Copy every line of the following data that includes the string "date".
== Excerpted data ==
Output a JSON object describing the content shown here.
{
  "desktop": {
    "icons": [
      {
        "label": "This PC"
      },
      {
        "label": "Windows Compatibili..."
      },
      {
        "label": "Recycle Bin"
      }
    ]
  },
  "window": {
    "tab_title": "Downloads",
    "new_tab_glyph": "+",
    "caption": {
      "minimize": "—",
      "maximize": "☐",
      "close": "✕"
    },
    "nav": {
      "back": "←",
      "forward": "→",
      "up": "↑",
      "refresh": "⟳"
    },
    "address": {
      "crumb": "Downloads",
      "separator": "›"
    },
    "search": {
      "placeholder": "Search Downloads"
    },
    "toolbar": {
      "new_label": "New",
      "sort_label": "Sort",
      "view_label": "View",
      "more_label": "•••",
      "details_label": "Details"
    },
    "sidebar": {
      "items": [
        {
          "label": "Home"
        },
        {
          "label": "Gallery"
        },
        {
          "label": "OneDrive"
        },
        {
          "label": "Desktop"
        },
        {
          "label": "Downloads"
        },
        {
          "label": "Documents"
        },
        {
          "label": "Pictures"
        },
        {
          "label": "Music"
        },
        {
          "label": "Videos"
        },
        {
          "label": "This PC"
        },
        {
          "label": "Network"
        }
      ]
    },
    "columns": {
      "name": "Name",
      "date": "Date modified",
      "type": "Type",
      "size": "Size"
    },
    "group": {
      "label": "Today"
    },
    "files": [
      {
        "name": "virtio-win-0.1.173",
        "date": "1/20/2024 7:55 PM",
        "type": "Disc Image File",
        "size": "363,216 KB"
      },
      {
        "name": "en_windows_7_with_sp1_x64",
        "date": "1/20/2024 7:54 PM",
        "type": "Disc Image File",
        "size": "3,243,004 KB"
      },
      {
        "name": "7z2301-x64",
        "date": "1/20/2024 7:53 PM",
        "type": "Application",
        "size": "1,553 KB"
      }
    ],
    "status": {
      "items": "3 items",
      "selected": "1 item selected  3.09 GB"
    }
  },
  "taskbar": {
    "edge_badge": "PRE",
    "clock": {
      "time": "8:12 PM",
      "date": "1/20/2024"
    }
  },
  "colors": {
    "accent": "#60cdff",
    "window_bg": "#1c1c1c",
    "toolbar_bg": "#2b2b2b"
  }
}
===
Answer for the task:
      "date": "Date modified",
        "date": "1/20/2024 7:55 PM",
        "date": "1/20/2024 7:54 PM",
        "date": "1/20/2024 7:53 PM",
      "date": "1/20/2024"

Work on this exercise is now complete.